● WHAT IS BEING ASKED
Your output must match the records below character for character.
---------- DATASET RECORDS
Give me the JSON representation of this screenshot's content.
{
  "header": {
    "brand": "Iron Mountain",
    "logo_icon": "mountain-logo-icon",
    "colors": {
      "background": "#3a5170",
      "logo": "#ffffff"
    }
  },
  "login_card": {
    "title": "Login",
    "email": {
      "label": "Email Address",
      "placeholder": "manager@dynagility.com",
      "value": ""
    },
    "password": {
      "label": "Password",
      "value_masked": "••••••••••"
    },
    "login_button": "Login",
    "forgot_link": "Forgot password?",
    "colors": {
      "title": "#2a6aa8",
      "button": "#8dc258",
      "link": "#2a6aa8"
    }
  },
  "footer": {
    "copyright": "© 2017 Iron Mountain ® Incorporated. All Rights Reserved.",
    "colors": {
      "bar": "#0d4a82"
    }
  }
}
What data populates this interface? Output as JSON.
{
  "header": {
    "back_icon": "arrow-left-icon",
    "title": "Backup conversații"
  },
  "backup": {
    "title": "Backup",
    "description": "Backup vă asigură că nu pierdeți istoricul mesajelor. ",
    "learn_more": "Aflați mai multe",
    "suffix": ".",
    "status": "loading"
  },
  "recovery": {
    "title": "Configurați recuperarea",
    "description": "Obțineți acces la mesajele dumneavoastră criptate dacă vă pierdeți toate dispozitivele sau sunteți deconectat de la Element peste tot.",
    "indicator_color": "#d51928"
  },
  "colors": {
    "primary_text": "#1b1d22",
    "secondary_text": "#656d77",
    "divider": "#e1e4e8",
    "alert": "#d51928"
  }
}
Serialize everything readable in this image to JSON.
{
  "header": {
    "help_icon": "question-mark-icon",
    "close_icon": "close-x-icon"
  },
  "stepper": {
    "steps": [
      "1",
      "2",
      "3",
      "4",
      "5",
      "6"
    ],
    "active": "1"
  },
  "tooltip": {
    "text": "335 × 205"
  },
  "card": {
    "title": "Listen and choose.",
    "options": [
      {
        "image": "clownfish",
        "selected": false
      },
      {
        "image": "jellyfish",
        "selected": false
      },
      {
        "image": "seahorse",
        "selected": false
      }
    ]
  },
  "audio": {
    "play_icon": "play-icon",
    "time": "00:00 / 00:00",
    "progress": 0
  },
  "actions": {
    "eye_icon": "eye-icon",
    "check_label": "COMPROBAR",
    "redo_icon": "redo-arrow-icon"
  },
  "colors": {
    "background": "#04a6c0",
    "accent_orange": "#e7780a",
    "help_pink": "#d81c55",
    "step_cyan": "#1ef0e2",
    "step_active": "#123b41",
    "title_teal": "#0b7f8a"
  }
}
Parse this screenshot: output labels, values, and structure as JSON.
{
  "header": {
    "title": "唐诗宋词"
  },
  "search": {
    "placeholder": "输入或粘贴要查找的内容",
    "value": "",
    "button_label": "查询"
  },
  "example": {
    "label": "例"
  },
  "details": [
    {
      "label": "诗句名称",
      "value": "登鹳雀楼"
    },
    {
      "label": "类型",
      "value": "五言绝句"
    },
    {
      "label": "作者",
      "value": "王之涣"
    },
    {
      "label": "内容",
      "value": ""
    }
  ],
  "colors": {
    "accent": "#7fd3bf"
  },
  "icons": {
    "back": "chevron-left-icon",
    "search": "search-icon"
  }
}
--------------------
● RESULT FOR THIS EXERCISE
Give me the JSON representation of this screenshot's content.
{
  "header": {
    "brand": "Iron Mountain",
    "logo_icon": "mountain-logo-icon",
    "colors": {
      "background": "#3a5170",
      "logo": "#ffffff"
    }
  },
  "login_card": {
    "title": "Login",
    "email": {
      "label": "Email Address",
      "placeholder": "manager@dynagility.com",
      "value": ""
    },
    "password": {
      "label": "Password",
      "value_masked": "••••••••••"
    },
    "login_button": "Login",
    "forgot_link": "Forgot password?",
    "colors": {
      "title": "#2a6aa8",
      "button": "#8dc258",
      "link": "#2a6aa8"
    }
  },
  "footer": {
    "copyright": "© 2017 Iron Mountain ® Incorporated. All Rights Reserved.",
    "colors": {
      "bar": "#0d4a82"
    }
  }
}
What data populates this interface? Output as JSON.
{
  "header": {
    "back_icon": "arrow-left-icon",
    "title": "Backup conversații"
  },
  "backup": {
    "title": "Backup",
    "description": "Backup vă asigură că nu pierdeți istoricul mesajelor. ",
    "learn_more": "Aflați mai multe",
    "suffix": ".",
    "status": "loading"
  },
  "recovery": {
    "title": "Configurați recuperarea",
    "description": "Obțineți acces la mesajele dumneavoastră criptate dacă vă pierdeți toate dispozitivele sau sunteți deconectat de la Element peste tot.",
    "indicator_color": "#d51928"
  },
  "colors": {
    "primary_text": "#1b1d22",
    "secondary_text": "#656d77",
    "divider": "#e1e4e8",
    "alert": "#d51928"
  }
}
Serialize everything readable in this image to JSON.
{
  "header": {
    "help_icon": "question-mark-icon",
    "close_icon": "close-x-icon"
  },
  "stepper": {
    "steps": [
      "1",
      "2",
      "3",
      "4",
      "5",
      "6"
    ],
    "active": "1"
  },
  "tooltip": {
    "text": "335 × 205"
  },
  "card": {
    "title": "Listen and choose.",
    "options": [
      {
        "image": "clownfish",
        "selected": false
      },
      {
        "image": "jellyfish",
        "selected": false
      },
      {
        "image": "seahorse",
        "selected": false
      }
    ]
  },
  "audio": {
    "play_icon": "play-icon",
    "time": "00:00 / 00:00",
    "progress": 0
  },
  "actions": {
    "eye_icon": "eye-icon",
    "check_label": "COMPROBAR",
    "redo_icon": "redo-arrow-icon"
  },
  "colors": {
    "background": "#04a6c0",
    "accent_orange": "#e7780a",
    "help_pink": "#d81c55",
    "step_cyan": "#1ef0e2",
    "step_active": "#123b41",
    "title_teal": "#0b7f8a"
  }
}
Parse this screenshot: output labels, values, and structure as JSON.
{
  "header": {
    "title": "唐诗宋词"
  },
  "search": {
    "placeholder": "输入或粘贴要查找的内容",
    "value": "",
    "button_label": "查询"
  },
  "example": {
    "label": "例"
  },
  "details": [
    {
      "label": "诗句名称",
      "value": "登鹳雀楼"
    },
    {
      "label": "类型",
      "value": "五言绝句"
    },
    {
      "label": "作者",
      "value": "王之涣"
    },
    {
      "label": "内容",
      "value": ""
    }
  ],
  "colors": {
    "accent": "#7fd3bf"
  },
  "icons": {
    "back": "chevron-left-icon",
    "search": "search-icon"
  }
}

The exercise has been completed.